When I was a child in Montgomery, Alabama, during the very early sixties, I can remember certain areas around town that spent much of the year buried under a green and hairy shroud that covered telephone poles, buildings, billboards, trees, parked cars, slow-moving pedestrians: the dreaded kudzu.Continue reading ““There was an old lady…””
Month: May 2012
Through the Eyes of a Child.
Today I’m doing something a little different, in recognition of Memorial Day: I’m inviting a guest to speak to my readers. My mother was a child living at Hickam Field on the Hawaiian island of Oahu when it was bombed by Japanese planes on December 7, 1941. Needless to say, she remembers the occasion well, and has offered to write about it here. I’ve added a few sidebar notes for historical context, and edited very slightly for length, but otherwise, these are her own words. Enjoy!
In the Eye of the Beholder.
I’ve recently been browsing through various online resources for artists — how-to’s, advice about materials, online portfolios, etc. — and I’ve noticed something that disturbs me: When did “Learn How to Draw” come to mean “Learn How to Draw Natalie Portman in Star Wars Makeup”?Continue reading “In the Eye of the Beholder.”
The View from the Tower
I often read novels by Latin-American authors in the original Spanish.
I know, I know: at least part of the reason for doing it is just to be able to make statements like that — we all carve out these nuggets of self-esteem where we can find them — but the fact remains that some stars really do shine brighter in the universes that gave them birth.Continue reading “The View from the Tower”
The Mutually Exclusive Club
I’ve known a fair number of so-called “creative” people in my time — I consider myself one of them — and there is one thing that we all seem to have in common: we’re always reaching, unsuccessfully, for control.Continue reading “The Mutually Exclusive Club”
The Name of the Rose
Years ago, while living in Fort Lauderdale, Florida, my partner and I made the acquaintance of a gentleman who was considered throughout the neighborhood to be a gardener of some skill.
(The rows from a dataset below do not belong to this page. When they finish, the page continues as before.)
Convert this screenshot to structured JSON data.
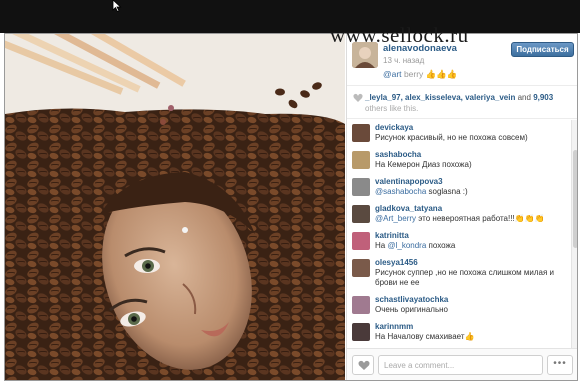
{
  "watermark": "www.sellock.ru",
  "post": {
    "username": "alenavodonaeva",
    "time": "13 ч. назад",
    "caption_mention": "@art",
    "caption_text": "berry 👍👍👍",
    "follow_label": "Подписаться"
  },
  "likes": {
    "names": "_leyla_97, alex_kisseleva, valeriya_vein",
    "and": "and",
    "count": "9,903",
    "rest": "others like this."
  },
  "comments": [
    {
      "user": "devickaya",
      "text": "Рисунок красивый, но не похожа совсем)",
      "avatar_color": "#6a4a3a"
    },
    {
      "user": "sashabocha",
      "text": "На Кемерон Диаз похожа)",
      "avatar_color": "#b89a6a"
    },
    {
      "user": "valentinapopova3",
      "mention": "@sashabocha",
      "text": "soglasna :)",
      "avatar_color": "#8a8a8a"
    },
    {
      "user": "gladkova_tatyana",
      "mention": "@Art_berry",
      "text": "это невероятная работа!!!👏👏👏",
      "avatar_color": "#5a4a40"
    },
    {
      "user": "katrinitta",
      "pre": "На",
      "mention": "@l_kondra",
      "text": "похожа",
      "avatar_color": "#c0607a"
    },
    {
      "user": "olesya1456",
      "text": "Рисунок суппер ,но не похожа слишком милая и брови не ее",
      "avatar_color": "#7a5a4a"
    },
    {
      "user": "schastlivayatochka",
      "text": "Очень оригинально",
      "avatar_color": "#a07a90"
    },
    {
      "user": "karinnmm",
      "text": "На Началову смахивает👍",
      "avatar_color": "#4a3a3a"
    }
  ],
  "footer": {
    "comment_placeholder": "Leave a comment...",
    "more_label": "•••"
  },
  "colors": {
    "link": "#2b5b86",
    "follow_button": "#3d6f9e",
    "topbar": "#111111"
  }
}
When we finally received an invitation to venture past the ten-foot privacy fencing into his little slice of paradise, we jumped at the chance to see what a Florida garden was supposed to look like.Continue reading “The Name of the Rose”
The Metamorphosis of Narcissus
Today, May 11, is the anniversary of the birth of painter Salvador Domènec Felipe Jacinto Dalí i Domènech, Marquis de Púbol — better known to most of us as Salvador Dalí. Had he lived, he would be 108 years old today, an accomplishment that he might have celebrated in some way involving camels, scuba gear, an IBM Selectric typewriter, and oregano.Continue reading “The Metamorphosis of Narcissus”
I’ve always considered myself something of a political animal, but I think this time I’ve wandered into the wrong zoo.
I admit that there’s a tendency, at my age, to find all kinds of unfavorable comparisons between life today and in my youth: the movies are not as exciting, the music is not as original, the tomatoes are not as tomato-ey — and the politicians I see today all seem to have come right out of the same factory somewhere on the outskirts of Shanghai.Continue reading “Wild Kingdom.”
The foxes are at it again.
It’s hard to believe something that doesn’t come from the fifth planet of Arcturus could make such a strange assortment of noises. Rattling, choking, yipping, barking, whining, screeching — It’s like my family at dinner when I was fifteen.Continue reading “Foxed”